For one, I’m sure though it’s not what we Americans think of as “traditional” there must be some turkeys in Japan, but what really cemented this turkey and ramen marriage was this recipe from Chef Edward Lee of 610 Magnolia . Chef Lee is known for blending Asian and Southern flavors in a way that celebrates both cultures. I know I’m gonna be watching for more recipes from this Chef in the future.
About Turkey Ramen:
Because the Turkey Ramen (or any Ramen) is started with a long cooking stock or bone broth as it’s sometimes called, the Turkey Ramen is incredibly silky, luscious and rich and because that stock is fortified with classic Asian flavors (or in this case, classic Asian and a bit of American tossed in) it’s not just rich but aromatic. The idea might be a fresh & fun Turkey Ramen but this is serious Ramen underneath it all.
And while the broth is the essence of the Ramen, it’s the garnishes make it so much fun. I listed about a dozen to pick and choose from, so add what you like from the list, and if your favorite Ramen garnishes aren’t included feel free to add your own. We all love picking and choosing from the garnishes! That’s the best part. Any extra garnishes get tossed into the next evening’s salad.
This Turkey Ramen is started with my homemade Turkey Broth (or Chicken Broth) so it’s very quick to throw together the Ramen once that broth is done. That long-simmered broth takes a long time to make, but a store-bought turkey or chicken stock can be subbed in. The store-bought stock won’t have quite the same deep, rich flavor and body but simmering in the Asian ingredients does wonders for the flavor.
Homemade Turkey Ramen – delish!
Making Turkey Ramen:
I didn’t do much changing to the recipe but I did manage the recipe as I do with most of the soups made from Chicken or Turkey Broth . I make up my usual big pot of rich turkey stock and then divvy it up for a couple of different recipes. So that means I just took the few cups (8 cups) of stock and then simmered that portion with the Asian spices. You can do the same with homemade or storebought stock if you don’t just happen to have a turkey carcass laying around.
Because I started with the Homemade Turkey Stock, some of the ingredients from Chef Lee’s recipe aren’t added since they were already used in that initial stock. Bonus, huh, for a little quicker and a little easier.

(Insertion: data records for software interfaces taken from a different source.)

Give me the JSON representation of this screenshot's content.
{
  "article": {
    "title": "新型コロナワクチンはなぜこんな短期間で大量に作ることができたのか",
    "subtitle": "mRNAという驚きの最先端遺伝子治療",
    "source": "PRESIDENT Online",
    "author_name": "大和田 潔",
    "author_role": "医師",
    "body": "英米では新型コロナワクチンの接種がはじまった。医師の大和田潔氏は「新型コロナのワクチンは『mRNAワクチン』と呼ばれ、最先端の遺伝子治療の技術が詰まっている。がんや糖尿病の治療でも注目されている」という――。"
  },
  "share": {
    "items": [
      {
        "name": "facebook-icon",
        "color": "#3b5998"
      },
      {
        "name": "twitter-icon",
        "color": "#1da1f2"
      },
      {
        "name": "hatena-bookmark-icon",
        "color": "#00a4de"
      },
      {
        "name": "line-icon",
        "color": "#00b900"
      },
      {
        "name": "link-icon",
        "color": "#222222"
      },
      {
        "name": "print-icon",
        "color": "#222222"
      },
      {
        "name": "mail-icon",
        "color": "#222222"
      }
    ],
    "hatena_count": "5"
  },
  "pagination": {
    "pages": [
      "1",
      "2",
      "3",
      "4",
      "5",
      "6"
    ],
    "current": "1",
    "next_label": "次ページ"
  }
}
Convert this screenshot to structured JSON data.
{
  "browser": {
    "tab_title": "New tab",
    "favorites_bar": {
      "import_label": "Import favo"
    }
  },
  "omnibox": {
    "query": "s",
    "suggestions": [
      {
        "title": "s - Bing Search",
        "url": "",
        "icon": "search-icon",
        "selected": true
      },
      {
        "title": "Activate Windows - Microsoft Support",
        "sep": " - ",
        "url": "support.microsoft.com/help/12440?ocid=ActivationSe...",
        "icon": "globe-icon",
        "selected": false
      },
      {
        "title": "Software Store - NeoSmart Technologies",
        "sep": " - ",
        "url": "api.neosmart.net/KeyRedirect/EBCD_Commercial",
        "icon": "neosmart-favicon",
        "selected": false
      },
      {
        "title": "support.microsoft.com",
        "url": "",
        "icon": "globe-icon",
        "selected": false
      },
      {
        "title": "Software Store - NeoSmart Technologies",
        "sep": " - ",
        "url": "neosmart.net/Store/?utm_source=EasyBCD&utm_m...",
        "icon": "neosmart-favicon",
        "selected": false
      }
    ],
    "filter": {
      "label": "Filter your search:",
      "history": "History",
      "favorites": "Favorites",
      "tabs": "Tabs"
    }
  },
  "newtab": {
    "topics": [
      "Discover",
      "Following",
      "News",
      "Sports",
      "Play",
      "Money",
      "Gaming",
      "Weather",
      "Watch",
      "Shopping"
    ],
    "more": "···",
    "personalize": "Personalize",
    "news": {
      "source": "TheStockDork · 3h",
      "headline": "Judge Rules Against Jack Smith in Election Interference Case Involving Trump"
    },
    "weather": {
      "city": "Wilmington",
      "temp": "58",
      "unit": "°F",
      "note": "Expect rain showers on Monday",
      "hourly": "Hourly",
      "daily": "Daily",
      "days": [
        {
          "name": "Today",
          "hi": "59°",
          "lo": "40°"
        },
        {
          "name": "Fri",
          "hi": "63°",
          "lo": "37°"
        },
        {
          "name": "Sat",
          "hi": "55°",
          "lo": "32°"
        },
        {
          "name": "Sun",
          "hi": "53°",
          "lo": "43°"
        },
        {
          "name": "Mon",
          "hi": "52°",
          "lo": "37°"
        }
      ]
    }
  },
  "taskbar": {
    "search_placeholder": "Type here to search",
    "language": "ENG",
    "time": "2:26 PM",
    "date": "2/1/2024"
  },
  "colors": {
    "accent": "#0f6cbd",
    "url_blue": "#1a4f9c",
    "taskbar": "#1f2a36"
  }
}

I just used the basic package of grocery store ramen but you can use any ramen noodle you want in your Turkey Ramen, just cook according to package directions. Chef Lee said you can even use a thin spaghetti. And while I did make my Turkey Ramen with tofu, too, I think it was actually overkill, since the ramen already has turkey in it.
As for the Miso, use white or red, both are delish. Miso is fermented and keeps forever in the fridge. Months, possibly years, so don’t be afraid to buy a bottle. I use it in a few recipes so just follow the tags on the bottom of the page or use the search box on the sidebar. I didn’t sweat the daikon, either, and tossed in some radishes from my Thanksgiving relish tray instead.
Saving Money on Turkey Ramen:
The most savings on this recipe is using your homemade Turkey Stock and that’s where the best taste is. I love when cheap and fabulous intersect!
I gave options to get the smoky, porky flavor into your Ramen stock, and bacon is the cheapest. If you can’t find country ham, use a bit of regular old ham. Watch for your Asian ingredients, often unadvertised, during the Lunar New Year (it changes every year, just look it up) or shop in an Asian market you’ll be surprised at the price differences.
The garnishes are up to you. If your making it after a holiday, rob your relish tray! The plain old mushrooms are generally less expensive than shitakes or any Asian mushroom you might find. The spaghetti will generally be less than the Ramen and parsley (grow your own) more widely available and less spendy than watercress. You might like cilantro instead.
Turkey Ramen – and thanks to my son’s lovely girlfriend for hand modeling! Thanks, Tweetie!